• [EXERCISE OBJECTIVE]:
Every entry needs to be repeated exactly, with nothing left out.

BEGIN

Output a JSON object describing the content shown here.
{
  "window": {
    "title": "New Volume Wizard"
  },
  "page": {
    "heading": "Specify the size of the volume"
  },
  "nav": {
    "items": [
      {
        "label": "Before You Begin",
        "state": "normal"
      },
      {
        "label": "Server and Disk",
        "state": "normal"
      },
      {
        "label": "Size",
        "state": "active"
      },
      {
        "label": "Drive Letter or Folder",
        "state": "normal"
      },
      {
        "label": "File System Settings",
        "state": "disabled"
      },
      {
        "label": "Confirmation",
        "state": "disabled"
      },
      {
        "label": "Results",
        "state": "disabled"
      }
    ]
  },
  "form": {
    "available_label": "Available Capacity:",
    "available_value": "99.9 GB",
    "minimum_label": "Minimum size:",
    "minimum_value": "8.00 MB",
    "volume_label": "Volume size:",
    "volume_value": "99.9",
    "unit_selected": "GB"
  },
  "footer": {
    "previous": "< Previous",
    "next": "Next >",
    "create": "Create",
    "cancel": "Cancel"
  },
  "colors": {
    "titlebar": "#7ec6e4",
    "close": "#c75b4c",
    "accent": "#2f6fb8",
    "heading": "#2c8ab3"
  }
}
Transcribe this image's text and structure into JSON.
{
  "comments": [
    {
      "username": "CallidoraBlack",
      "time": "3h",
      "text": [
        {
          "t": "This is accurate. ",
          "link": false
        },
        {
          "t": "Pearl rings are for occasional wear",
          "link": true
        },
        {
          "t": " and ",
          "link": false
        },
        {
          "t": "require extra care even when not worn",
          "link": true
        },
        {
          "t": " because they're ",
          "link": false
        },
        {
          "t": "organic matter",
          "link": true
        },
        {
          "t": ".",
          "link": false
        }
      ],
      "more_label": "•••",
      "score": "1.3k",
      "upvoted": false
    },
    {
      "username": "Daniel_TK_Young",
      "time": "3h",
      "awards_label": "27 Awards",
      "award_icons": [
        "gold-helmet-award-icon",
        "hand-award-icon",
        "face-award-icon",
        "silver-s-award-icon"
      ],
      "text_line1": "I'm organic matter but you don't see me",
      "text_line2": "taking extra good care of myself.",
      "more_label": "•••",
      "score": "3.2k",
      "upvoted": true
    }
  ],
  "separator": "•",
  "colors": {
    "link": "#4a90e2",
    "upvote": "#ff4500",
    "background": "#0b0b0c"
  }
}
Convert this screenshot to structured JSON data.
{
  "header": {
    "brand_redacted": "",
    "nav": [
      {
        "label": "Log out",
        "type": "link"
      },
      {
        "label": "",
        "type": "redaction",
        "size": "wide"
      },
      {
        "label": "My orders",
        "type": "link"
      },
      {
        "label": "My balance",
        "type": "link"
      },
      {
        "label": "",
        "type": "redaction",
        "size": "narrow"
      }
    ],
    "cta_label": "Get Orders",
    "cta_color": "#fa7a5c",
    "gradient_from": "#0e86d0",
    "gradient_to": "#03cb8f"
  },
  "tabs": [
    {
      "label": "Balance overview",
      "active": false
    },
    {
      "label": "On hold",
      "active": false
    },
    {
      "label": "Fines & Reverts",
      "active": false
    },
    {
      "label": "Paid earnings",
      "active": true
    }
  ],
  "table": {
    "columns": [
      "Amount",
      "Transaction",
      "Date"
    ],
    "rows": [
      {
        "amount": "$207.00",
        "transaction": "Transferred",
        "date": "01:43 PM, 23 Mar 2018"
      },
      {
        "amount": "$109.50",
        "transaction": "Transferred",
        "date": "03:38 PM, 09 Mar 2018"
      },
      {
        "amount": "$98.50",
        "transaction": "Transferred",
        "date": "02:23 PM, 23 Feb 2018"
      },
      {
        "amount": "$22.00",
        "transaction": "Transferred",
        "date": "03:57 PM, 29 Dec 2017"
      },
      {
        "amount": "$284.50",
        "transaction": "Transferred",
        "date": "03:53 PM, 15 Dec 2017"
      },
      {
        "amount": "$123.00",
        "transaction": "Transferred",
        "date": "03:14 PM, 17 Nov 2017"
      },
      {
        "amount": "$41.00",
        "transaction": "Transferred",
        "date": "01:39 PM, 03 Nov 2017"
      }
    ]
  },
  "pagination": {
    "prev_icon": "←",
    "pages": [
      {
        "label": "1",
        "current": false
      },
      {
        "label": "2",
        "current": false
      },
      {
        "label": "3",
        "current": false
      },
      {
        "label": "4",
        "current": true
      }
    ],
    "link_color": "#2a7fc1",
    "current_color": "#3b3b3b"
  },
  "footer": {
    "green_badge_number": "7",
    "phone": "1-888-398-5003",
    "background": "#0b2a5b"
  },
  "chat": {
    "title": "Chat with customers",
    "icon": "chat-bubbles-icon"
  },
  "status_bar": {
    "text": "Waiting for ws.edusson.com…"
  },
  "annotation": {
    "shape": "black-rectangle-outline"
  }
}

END

• [RESPONSE]:
Output a JSON object describing the content shown here.
{
  "window": {
    "title": "New Volume Wizard"
  },
  "page": {
    "heading": "Specify the size of the volume"
  },
  "nav": {
    "items": [
      {
        "label": "Before You Begin",
        "state": "normal"
      },
      {
        "label": "Server and Disk",
        "state": "normal"
      },
      {
        "label": "Size",
        "state": "active"
      },
      {
        "label": "Drive Letter or Folder",
        "state": "normal"
      },
      {
        "label": "File System Settings",
        "state": "disabled"
      },
      {
        "label": "Confirmation",
        "state": "disabled"
      },
      {
        "label": "Results",
        "state": "disabled"
      }
    ]
  },
  "form": {
    "available_label": "Available Capacity:",
    "available_value": "99.9 GB",
    "minimum_label": "Minimum size:",
    "minimum_value": "8.00 MB",
    "volume_label": "Volume size:",
    "volume_value": "99.9",
    "unit_selected": "GB"
  },
  "footer": {
    "previous": "< Previous",
    "next": "Next >",
    "create": "Create",
    "cancel": "Cancel"
  },
  "colors": {
    "titlebar": "#7ec6e4",
    "close": "#c75b4c",
    "accent": "#2f6fb8",
    "heading": "#2c8ab3"
  }
}
Transcribe this image's text and structure into JSON.
{
  "comments": [
    {
      "username": "CallidoraBlack",
      "time": "3h",
      "text": [
        {
          "t": "This is accurate. ",
          "link": false
        },
        {
          "t": "Pearl rings are for occasional wear",
          "link": true
        },
        {
          "t": " and ",
          "link": false
        },
        {
          "t": "require extra care even when not worn",
          "link": true
        },
        {
          "t": " because they're ",
          "link": false
        },
        {
          "t": "organic matter",
          "link": true
        },
        {
          "t": ".",
          "link": false
        }
      ],
      "more_label": "•••",
      "score": "1.3k",
      "upvoted": false
    },
    {
      "username": "Daniel_TK_Young",
      "time": "3h",
      "awards_label": "27 Awards",
      "award_icons": [
        "gold-helmet-award-icon",
        "hand-award-icon",
        "face-award-icon",
        "silver-s-award-icon"
      ],
      "text_line1": "I'm organic matter but you don't see me",
      "text_line2": "taking extra good care of myself.",
      "more_label": "•••",
      "score": "3.2k",
      "upvoted": true
    }
  ],
  "separator": "•",
  "colors": {
    "link": "#4a90e2",
    "upvote": "#ff4500",
    "background": "#0b0b0c"
  }
}
Convert this screenshot to structured JSON data.
{
  "header": {
    "brand_redacted": "",
    "nav": [
      {
        "label": "Log out",
        "type": "link"
      },
      {
        "label": "",
        "type": "redaction",
        "size": "wide"
      },
      {
        "label": "My orders",
        "type": "link"
      },
      {
        "label": "My balance",
        "type": "link"
      },
      {
        "label": "",
        "type": "redaction",
        "size": "narrow"
      }
    ],
    "cta_label": "Get Orders",
    "cta_color": "#fa7a5c",
    "gradient_from": "#0e86d0",
    "gradient_to": "#03cb8f"
  },
  "tabs": [
    {
      "label": "Balance overview",
      "active": false
    },
    {
      "label": "On hold",
      "active": false
    },
    {
      "label": "Fines & Reverts",
      "active": false
    },
    {
      "label": "Paid earnings",
      "active": true
    }
  ],
  "table": {
    "columns": [
      "Amount",
      "Transaction",
      "Date"
    ],
    "rows": [
      {
        "amount": "$207.00",
        "transaction": "Transferred",
        "date": "01:43 PM, 23 Mar 2018"
      },
      {
        "amount": "$109.50",
        "transaction": "Transferred",
        "date": "03:38 PM, 09 Mar 2018"
      },
      {
        "amount": "$98.50",
        "transaction": "Transferred",
        "date": "02:23 PM, 23 Feb 2018"
      },
      {
        "amount": "$22.00",
        "transaction": "Transferred",
        "date": "03:57 PM, 29 Dec 2017"
      },
      {
        "amount": "$284.50",
        "transaction": "Transferred",
        "date": "03:53 PM, 15 Dec 2017"
      },
      {
        "amount": "$123.00",
        "transaction": "Transferred",
        "date": "03:14 PM, 17 Nov 2017"
      },
      {
        "amount": "$41.00",
        "transaction": "Transferred",
        "date": "01:39 PM, 03 Nov 2017"
      }
    ]
  },
  "pagination": {
    "prev_icon": "←",
    "pages": [
      {
        "label": "1",
        "current": false
      },
      {
        "label": "2",
        "current": false
      },
      {
        "label": "3",
        "current": false
      },
      {
        "label": "4",
        "current": true
      }
    ],
    "link_color": "#2a7fc1",
    "current_color": "#3b3b3b"
  },
  "footer": {
    "green_badge_number": "7",
    "phone": "1-888-398-5003",
    "background": "#0b2a5b"
  },
  "chat": {
    "title": "Chat with customers",
    "icon": "chat-bubbles-icon"
  },
  "status_bar": {
    "text": "Waiting for ws.edusson.com…"
  },
  "annotation": {
    "shape": "black-rectangle-outline"
  }
}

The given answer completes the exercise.